South Korean students have hung banners saying “Free Hong Kong” and “Liberation for Hong Kong.” Most universities in Seoul have set up “Lennon Walls,” featuring memos favoring Hong Kong’s democracy and deploring violence committed by Hong Kong police. Chinese students in South Korea, however, have expressed their frustrations against Koreans.

On the Lennon Walls, Chinese students have written messages criticizing Hong Kong protesters for provoking violence across the city. Some Chinese students have disturbed Korean students trying to hang banners supporting Hongkongers. They have even damaged some Lennon Walls, tearing down banners.

They have also denounced Korean students for interfering in China’s national affairs, saying Koreans have no right to talk about Beijing’s reaction to the protests in Hong Kong. Chinese students have claimed that Koreans poorly understand the relationship between the mainland and the special administrative region, and are justifying violence committed by “rioters” in Hong Kong.

Amid the escalation of tensions between Korean and Chinese students, the Chinese Embassy in South Korea has issued a statement on its official website. It says Chinese students’ anger at Koreans calling for liberation of Hong Kong is reasonable, that Koreans’ behavior risks undermining Chinese sovereignty and distorting facts, and that young Chinese are expressing their anger against Koreans out of patriotism. Above all, Hong Kong is a region of China, and the Communist Party values the “one country, two systems” policy.

Despite the embassy’s statement, conflicts between Korean and Chinese students show no sign of ending. Violence has erupted at some universities, and police are launching investigations. Meanwhile, students at Seoul National University have filed a lawsuit against Chinese students for allegedly damaging Lennon Walls on the campus.

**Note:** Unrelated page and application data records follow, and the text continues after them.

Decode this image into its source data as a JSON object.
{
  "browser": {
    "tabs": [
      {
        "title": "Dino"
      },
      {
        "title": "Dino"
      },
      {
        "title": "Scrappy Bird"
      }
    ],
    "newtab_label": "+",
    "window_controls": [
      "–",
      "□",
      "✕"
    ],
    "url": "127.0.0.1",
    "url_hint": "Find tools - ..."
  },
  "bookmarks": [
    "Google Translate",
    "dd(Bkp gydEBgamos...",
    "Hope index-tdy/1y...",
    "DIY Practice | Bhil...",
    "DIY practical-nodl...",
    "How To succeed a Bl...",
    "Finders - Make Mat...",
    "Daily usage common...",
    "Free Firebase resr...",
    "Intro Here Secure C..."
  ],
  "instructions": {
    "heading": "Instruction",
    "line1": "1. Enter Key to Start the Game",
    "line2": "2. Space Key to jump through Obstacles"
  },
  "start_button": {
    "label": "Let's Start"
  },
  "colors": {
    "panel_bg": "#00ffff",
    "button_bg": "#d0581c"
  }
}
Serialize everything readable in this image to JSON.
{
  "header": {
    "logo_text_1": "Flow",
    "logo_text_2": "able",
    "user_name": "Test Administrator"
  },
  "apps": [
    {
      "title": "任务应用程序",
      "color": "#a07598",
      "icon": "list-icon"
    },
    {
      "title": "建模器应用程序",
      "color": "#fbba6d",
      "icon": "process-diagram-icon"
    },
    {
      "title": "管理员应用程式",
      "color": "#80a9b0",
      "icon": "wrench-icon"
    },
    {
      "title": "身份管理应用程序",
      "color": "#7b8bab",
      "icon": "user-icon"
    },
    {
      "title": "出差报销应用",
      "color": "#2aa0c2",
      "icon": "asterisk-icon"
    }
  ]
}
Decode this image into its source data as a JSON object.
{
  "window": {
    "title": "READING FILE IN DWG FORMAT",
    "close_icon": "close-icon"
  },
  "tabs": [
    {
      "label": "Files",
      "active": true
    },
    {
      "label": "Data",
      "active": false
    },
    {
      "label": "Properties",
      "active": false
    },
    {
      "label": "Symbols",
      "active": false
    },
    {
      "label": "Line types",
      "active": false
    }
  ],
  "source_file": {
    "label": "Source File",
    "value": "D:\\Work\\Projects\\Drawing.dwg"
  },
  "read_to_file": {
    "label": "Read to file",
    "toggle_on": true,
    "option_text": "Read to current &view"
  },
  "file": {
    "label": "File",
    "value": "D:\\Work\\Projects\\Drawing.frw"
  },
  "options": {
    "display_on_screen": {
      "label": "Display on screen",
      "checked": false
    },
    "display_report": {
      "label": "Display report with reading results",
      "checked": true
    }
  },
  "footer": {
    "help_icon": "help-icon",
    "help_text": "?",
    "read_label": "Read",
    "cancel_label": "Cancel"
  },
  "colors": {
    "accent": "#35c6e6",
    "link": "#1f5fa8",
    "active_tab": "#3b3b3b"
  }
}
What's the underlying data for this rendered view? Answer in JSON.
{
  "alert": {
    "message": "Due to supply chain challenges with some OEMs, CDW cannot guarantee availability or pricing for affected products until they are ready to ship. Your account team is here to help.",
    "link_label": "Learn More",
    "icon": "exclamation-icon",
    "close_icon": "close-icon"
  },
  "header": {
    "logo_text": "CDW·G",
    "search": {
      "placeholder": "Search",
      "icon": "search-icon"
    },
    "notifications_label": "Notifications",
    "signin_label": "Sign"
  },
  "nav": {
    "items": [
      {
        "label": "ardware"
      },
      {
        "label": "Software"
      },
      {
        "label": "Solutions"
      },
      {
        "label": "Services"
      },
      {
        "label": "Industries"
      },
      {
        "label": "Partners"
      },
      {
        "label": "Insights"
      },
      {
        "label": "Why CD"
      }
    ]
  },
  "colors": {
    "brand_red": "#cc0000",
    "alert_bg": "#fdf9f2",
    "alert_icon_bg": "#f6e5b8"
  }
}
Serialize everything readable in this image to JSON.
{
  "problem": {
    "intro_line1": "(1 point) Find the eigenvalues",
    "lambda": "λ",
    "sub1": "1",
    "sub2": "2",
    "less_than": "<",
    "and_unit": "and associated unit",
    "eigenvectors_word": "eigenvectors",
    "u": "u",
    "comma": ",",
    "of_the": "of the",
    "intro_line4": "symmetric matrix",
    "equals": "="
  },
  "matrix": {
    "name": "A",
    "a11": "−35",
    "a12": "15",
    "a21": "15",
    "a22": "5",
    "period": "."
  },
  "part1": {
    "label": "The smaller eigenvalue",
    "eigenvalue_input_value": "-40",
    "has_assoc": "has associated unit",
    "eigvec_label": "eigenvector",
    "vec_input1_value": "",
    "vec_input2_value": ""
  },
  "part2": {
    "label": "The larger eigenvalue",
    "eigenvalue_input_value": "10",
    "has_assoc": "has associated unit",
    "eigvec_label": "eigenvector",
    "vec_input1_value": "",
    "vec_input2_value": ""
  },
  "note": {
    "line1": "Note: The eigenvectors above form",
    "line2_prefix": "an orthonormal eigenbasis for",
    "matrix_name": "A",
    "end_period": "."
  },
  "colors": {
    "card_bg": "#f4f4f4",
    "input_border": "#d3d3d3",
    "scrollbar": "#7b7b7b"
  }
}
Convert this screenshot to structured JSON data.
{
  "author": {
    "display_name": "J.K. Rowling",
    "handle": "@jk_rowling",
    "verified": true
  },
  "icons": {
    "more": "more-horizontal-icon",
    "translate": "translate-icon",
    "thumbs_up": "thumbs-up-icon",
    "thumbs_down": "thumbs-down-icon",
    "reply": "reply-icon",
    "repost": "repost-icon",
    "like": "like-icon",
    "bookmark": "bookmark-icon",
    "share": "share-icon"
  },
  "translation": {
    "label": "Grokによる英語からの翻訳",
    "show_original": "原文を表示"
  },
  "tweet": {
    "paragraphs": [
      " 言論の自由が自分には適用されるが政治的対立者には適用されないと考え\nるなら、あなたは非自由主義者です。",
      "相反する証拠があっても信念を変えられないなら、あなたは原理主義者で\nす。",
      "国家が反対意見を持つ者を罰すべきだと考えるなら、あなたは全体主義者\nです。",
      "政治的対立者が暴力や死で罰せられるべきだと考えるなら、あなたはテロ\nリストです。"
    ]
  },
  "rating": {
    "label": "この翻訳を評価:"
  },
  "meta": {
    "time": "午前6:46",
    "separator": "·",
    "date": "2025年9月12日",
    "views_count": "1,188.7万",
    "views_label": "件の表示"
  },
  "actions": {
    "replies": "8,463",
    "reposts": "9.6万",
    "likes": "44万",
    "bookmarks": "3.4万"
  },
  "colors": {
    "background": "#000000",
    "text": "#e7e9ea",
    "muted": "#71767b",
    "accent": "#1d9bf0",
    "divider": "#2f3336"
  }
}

Having managed to fight successfully against authoritarian regimes in the past, South Koreans value the democracy they enjoy today. Many young Koreans who have learned how older generations fought for democracy see the Chinese government’s response to protests in Hong Kong as a threat to the principle democracy. That’s why South Koreans are criticizing Hong Kong police and the Chinese government.

Koreans and Chinese have different views on the Hong Kong protests. But some Chinese students have wrongly committed violence against Koreans, and they cannot justify such behavior in the name of patriotism.